EHV-1 outbreaks in California
We haven’t talked much about EHV-1 since last summer but it seems as though cases are continuing to pop up across the country. The most recent report is of 11 horses at a boarding facility in Orange County, CA. The multiple discipline facility in San Juan Capistrano (Approximately 1/2 way between Los Angeles and San Diego) has had 11 confirmed cases in the last week.
A horse was euthanized on January 18th with tests pending but most likely the horse was infected with EHV-1. The outbreak was first spotted on January 11th when a gelding at the facility tested positive for the virus. He was immediately quarantined but in the following days several other horses tested positive.
EHV-1 symptoms include:
- Weakness of the hind end
- Paralysis of the limbs
It is very important to understand that there is no specific treatment for EHV-1 and there are NO EQUINE VACCINES that protect against this neurological strain of the virus. In fact, vaccinating your horse for the EHV-4 strain of the disease (which is a respiratory form of the disease) might in fact compromise your horse’s immune system therefore making them MORE susceptible to the neurologic strain.
The best way to help help your horse combat viruses is to make sure his/her immune and neurologic systems are strong and healthy and a good start is to supplement with Lysine.
L-Lysine is a critical building block for all protein in the body. It is an essential amino acid that cannot be created by the body, so it must be obtained by food or supplements. Using a L-Lysine horse supplement at times of stress is key to calcium absorption, building muscle protein, boosting the immune system and supporting the body’s production of hormones, enzymes and antibodies.
The most important steps in preventing the spread of EVH-1 are:
- Limit your horse’s contact with other horses who may have been exposed to the disease or whose history is unknown
- Do not share tack, buckets or grooming tools with unfamiliar horses
- Do not let your horse rub noses with other horses
- After handling a horse wash your hands before handling, touching or petting another horse
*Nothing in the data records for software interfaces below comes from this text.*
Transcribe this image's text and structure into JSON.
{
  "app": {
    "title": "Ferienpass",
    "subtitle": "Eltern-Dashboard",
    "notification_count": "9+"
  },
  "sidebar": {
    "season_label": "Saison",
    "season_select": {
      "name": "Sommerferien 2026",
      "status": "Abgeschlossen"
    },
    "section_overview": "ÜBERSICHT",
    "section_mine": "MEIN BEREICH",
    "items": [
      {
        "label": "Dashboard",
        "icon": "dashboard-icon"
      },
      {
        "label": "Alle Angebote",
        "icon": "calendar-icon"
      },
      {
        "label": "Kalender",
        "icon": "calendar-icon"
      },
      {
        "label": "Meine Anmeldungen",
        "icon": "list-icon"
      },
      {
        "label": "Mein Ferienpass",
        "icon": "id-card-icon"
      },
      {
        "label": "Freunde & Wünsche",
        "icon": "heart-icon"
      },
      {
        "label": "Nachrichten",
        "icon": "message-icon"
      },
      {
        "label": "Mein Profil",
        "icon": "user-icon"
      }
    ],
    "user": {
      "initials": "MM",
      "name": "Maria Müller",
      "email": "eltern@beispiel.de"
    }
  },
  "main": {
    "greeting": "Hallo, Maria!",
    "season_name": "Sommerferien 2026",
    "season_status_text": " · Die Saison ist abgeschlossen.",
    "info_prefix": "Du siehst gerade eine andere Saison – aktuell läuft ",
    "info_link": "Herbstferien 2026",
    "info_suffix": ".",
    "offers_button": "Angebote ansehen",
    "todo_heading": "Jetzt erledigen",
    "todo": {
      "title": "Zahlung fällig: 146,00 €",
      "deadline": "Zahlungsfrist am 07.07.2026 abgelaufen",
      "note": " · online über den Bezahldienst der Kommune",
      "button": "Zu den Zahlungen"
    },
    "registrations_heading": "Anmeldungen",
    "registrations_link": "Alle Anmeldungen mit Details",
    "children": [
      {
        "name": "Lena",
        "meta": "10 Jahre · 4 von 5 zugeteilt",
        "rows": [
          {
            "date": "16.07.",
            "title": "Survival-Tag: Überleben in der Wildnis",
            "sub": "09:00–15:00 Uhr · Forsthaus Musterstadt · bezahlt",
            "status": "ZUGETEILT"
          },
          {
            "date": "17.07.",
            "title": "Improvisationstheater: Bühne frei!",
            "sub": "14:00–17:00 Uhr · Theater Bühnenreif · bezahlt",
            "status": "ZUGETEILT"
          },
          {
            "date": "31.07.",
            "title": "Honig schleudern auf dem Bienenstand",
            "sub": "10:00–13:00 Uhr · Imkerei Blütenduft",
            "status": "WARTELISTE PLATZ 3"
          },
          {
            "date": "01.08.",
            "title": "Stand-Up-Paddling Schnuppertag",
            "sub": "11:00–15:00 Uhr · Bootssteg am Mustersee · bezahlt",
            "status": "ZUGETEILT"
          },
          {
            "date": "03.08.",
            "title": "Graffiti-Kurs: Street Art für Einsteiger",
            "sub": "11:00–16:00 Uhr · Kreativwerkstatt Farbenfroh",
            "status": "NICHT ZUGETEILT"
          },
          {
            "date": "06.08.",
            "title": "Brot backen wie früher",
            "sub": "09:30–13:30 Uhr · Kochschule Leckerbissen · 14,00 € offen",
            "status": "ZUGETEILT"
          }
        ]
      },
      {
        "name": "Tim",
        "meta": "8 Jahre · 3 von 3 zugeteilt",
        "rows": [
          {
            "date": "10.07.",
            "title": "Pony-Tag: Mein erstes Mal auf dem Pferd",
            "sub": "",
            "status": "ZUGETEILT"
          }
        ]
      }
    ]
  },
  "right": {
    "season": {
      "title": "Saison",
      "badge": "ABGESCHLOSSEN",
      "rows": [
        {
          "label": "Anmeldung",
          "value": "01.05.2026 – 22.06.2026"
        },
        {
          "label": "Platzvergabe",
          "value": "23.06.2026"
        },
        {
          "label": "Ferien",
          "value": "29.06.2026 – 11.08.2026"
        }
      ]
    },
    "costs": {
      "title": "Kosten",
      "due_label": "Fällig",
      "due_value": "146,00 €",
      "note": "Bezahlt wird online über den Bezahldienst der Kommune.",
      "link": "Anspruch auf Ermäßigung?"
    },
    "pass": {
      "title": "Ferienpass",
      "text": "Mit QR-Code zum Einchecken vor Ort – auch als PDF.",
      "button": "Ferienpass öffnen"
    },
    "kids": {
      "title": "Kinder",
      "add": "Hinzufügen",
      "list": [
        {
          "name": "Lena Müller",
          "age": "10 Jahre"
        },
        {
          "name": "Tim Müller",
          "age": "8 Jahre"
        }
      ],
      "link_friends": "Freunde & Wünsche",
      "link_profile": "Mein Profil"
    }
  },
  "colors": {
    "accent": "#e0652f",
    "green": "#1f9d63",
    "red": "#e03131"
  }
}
- Abide by all quarantines when traveling in or out of an area infected with neurologic EHV-1
To check the latest outbreak information in your area, contact your State Veterinarian or you can go to Outbreak Alert to see a US map.